Over at the blog devoted to wooden houses in Brooklyn?the most trending of topics, in our humble opinion?is a deconstruction of the rundown hot mess that is 69 Vanderbilt Avenue. In the shadow of the BQE in the pocket of town called Wallabout, this 1850s-era two-story corner unit is actually landmarked but has been blatantly ignored in its later years, resulting in the graffiti-covered, dilapidated state of decay we now witness. Before city officials sealed it up, squatters would break in and start fires in the fireplace. To put matters in perspective, its neighbor has been impeccably maintained, down to a careful paint job and ornamented columned porch. So what went wrong next door?
The root of the problem is neglect by owner Louis Somma, who grew up there but apparently now lives in the Rockaways, and his tenants were forced to vacate in 2009 because the building was deemed unsafe. The former owner of the pretty house next door, Gil Winter, has urged his neighbor to fix up the place, and even convinced Somma to have it inspected, which resulted in a verdict of structural degradation (i.e. it could fall down at just about any moment) in part because of BQE construction, in part because of its location in a flood zone, and in part because no one has cared a whit about it for decades.

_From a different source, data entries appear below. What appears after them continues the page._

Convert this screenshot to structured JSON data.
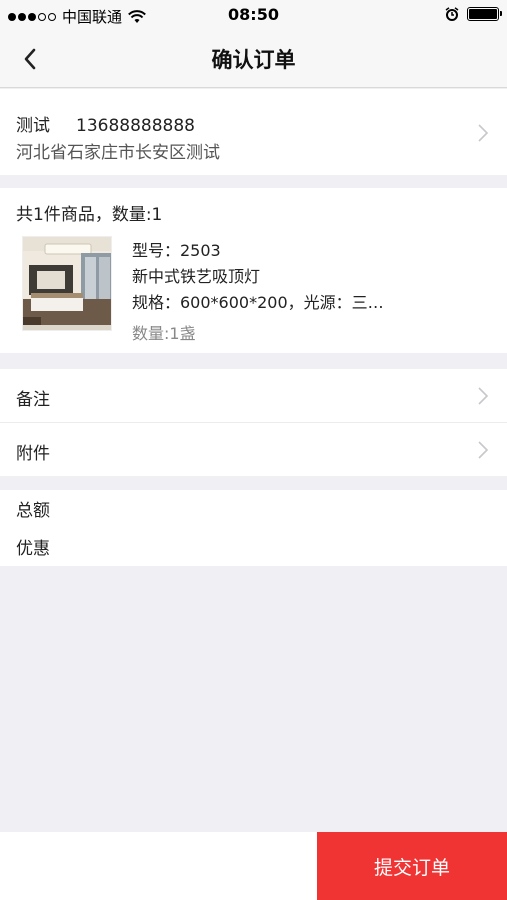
{
  "status": {
    "carrier": "中国联通",
    "time": "08:50"
  },
  "nav": {
    "title": "确认订单"
  },
  "address": {
    "name": "测试",
    "phone": "13688888888",
    "detail": "河北省石家庄市长安区测试"
  },
  "goods": {
    "summary": "共1件商品，数量:1",
    "items": [
      {
        "model": "型号：2503",
        "name": "新中式铁艺吸顶灯",
        "spec": "规格：600*600*200，光源：三…",
        "quantity": "数量:1盏"
      }
    ]
  },
  "options": {
    "remark": "备注",
    "attachment": "附件"
  },
  "totals": {
    "total_label": "总额",
    "discount_label": "优惠"
  },
  "footer": {
    "submit_label": "提交订单"
  },
  "colors": {
    "accent": "#f03434",
    "background": "#efeff4"
  }
}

After 69 Vandy was included in the 2011 Landmarks Preservation Commission's designation of its Wallabout block, the matter of getting it fixed up fell into the LPC's hands. The agency has asked Somma to voluntarily restore the house?not to make it all accurately antebellum, but to at least shore it up so that it's not a neighborhood hazard. It didn't get a response, so the LPC had to turn to the court system. But based on Somma's inaction over the years, it looks like someone else will need to step in to save this 160-year-old child of neglect. But who?